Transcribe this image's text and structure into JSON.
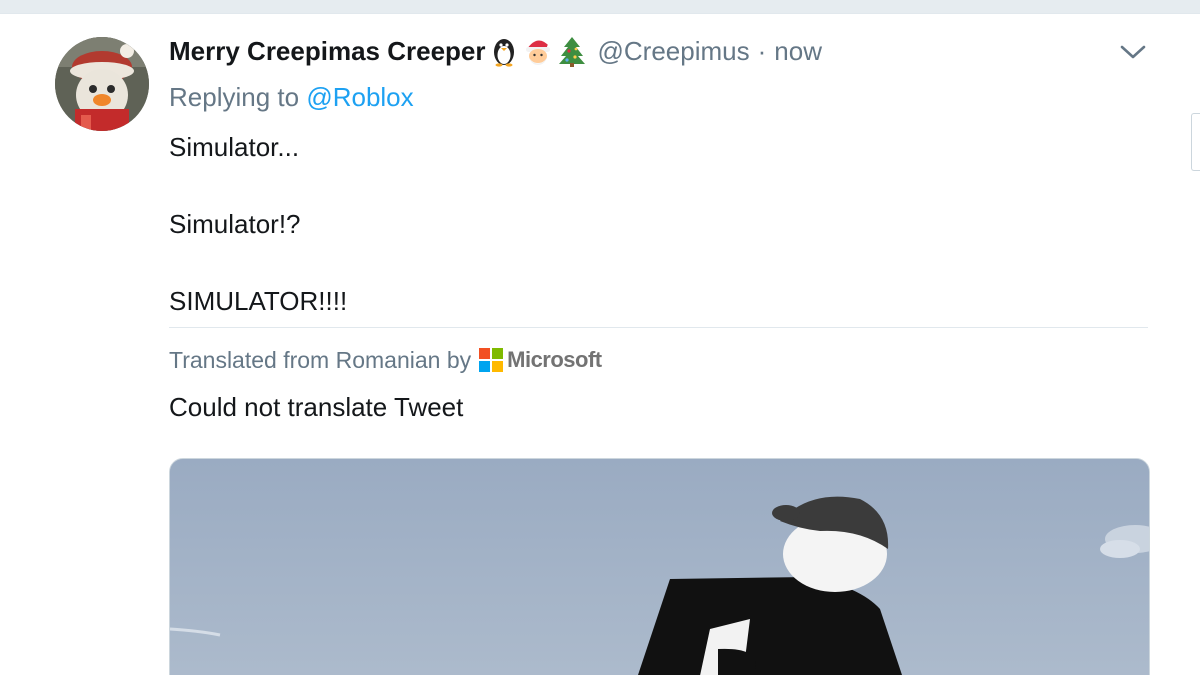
{
  "tweet": {
    "display_name": "Merry Creepimas Creeper",
    "name_emojis": [
      "penguin-emoji",
      "santa-emoji",
      "christmas-tree-emoji"
    ],
    "handle": "@Creepimus",
    "separator": "·",
    "timestamp": "now",
    "reply_prefix": "Replying to",
    "reply_mention": "@Roblox",
    "text_lines": [
      "Simulator...",
      "",
      "Simulator!?",
      "",
      "SIMULATOR!!!!"
    ],
    "translation_label": "Translated from Romanian by",
    "translator_brand": "Microsoft",
    "translation_result": "Could not translate Tweet"
  },
  "colors": {
    "text_primary": "#14171a",
    "text_secondary": "#657786",
    "link": "#1da1f2",
    "divider": "#e1e8ed",
    "microsoft_red": "#f25022",
    "microsoft_green": "#7fba00",
    "microsoft_blue": "#00a4ef",
    "microsoft_yellow": "#ffb900"
  },
  "icons": {
    "more_menu": "chevron-down-icon",
    "translator_logo": "microsoft-logo-icon"
  }
}
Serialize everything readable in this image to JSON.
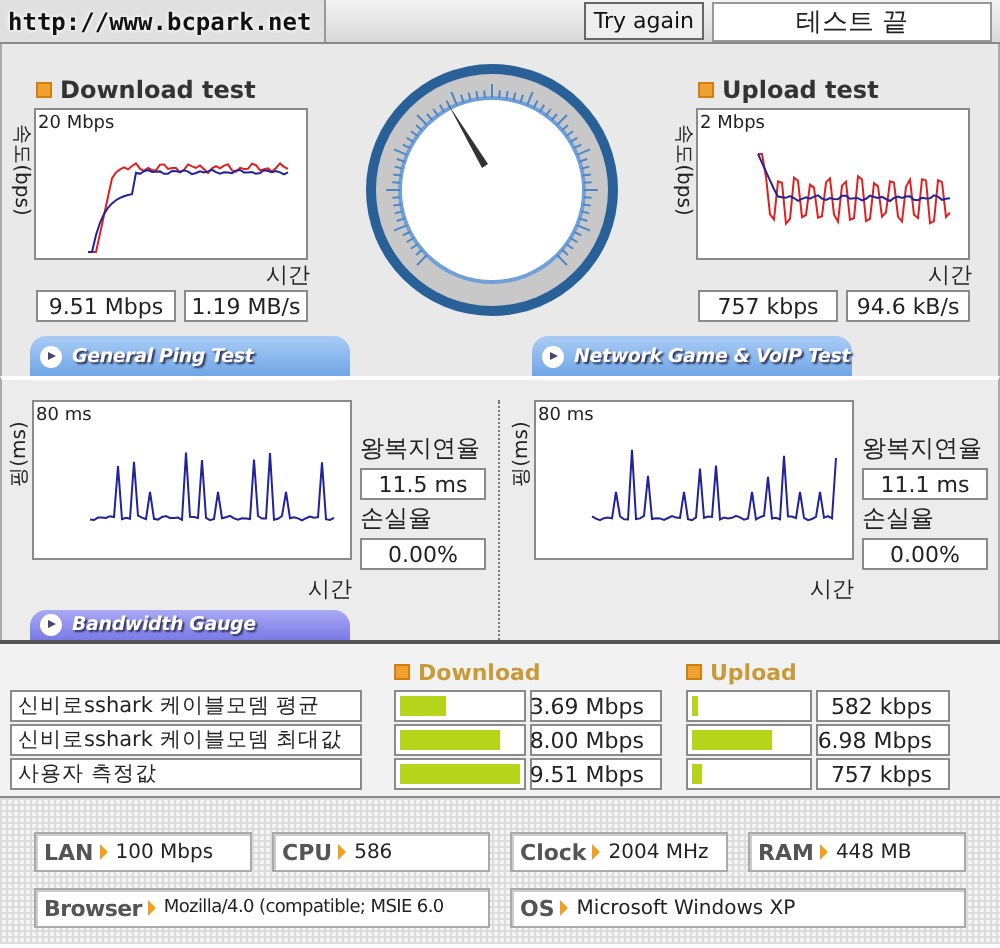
{
  "window": {
    "title": "http://www.bcpark.net"
  },
  "toolbar": {
    "retry_button": "Try again",
    "status": "테스트 끝"
  },
  "speed_tests": [
    {
      "kind": "download",
      "title": "Download test",
      "y_axis_label": "속도(bps)",
      "max_label": "20 Mbps",
      "x_axis_label": "시간",
      "readings": [
        "9.51 Mbps",
        "1.19 MB/s"
      ]
    },
    {
      "kind": "upload",
      "title": "Upload test",
      "y_axis_label": "속도(bps)",
      "max_label": "2 Mbps",
      "x_axis_label": "시간",
      "readings": [
        "757 kbps",
        "94.6 kB/s"
      ]
    }
  ],
  "ping_tabs": [
    {
      "label": "General Ping Test"
    },
    {
      "label": "Network Game & VoIP Test"
    }
  ],
  "ping_tests": [
    {
      "y_axis_label": "핑(ms)",
      "max_label": "80 ms",
      "x_axis_label": "시간",
      "latency_label": "왕복지연율",
      "latency": "11.5 ms",
      "loss_label": "손실율",
      "loss": "0.00%"
    },
    {
      "y_axis_label": "핑(ms)",
      "max_label": "80 ms",
      "x_axis_label": "시간",
      "latency_label": "왕복지연율",
      "latency": "11.1 ms",
      "loss_label": "손실율",
      "loss": "0.00%"
    }
  ],
  "bandwidth": {
    "tab": "Bandwidth Gauge",
    "columns": [
      "Download",
      "Upload"
    ],
    "rows": [
      {
        "name": "신비로sshark 케이블모뎀 평균",
        "download": {
          "level": 0.39,
          "value": "3.69 Mbps"
        },
        "upload": {
          "level": 0.06,
          "value": "582 kbps"
        }
      },
      {
        "name": "신비로sshark 케이블모뎀 최대값",
        "download": {
          "level": 0.84,
          "value": "8.00 Mbps"
        },
        "upload": {
          "level": 0.7,
          "value": "6.98 Mbps"
        }
      },
      {
        "name": "사용자 측정값",
        "download": {
          "level": 1.0,
          "value": "9.51 Mbps"
        },
        "upload": {
          "level": 0.08,
          "value": "757 kbps"
        }
      }
    ]
  },
  "system_info": [
    [
      {
        "label": "LAN",
        "value": "100 Mbps"
      },
      {
        "label": "CPU",
        "value": "586"
      },
      {
        "label": "Clock",
        "value": "2004 MHz"
      },
      {
        "label": "RAM",
        "value": "448 MB"
      }
    ],
    [
      {
        "label": "Browser",
        "value": "Mozilla/4.0 (compatible; MSIE 6.0"
      },
      {
        "label": "OS",
        "value": "Microsoft Windows XP"
      }
    ]
  ]
}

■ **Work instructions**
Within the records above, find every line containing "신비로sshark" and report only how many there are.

■ **Result of this exercise**
2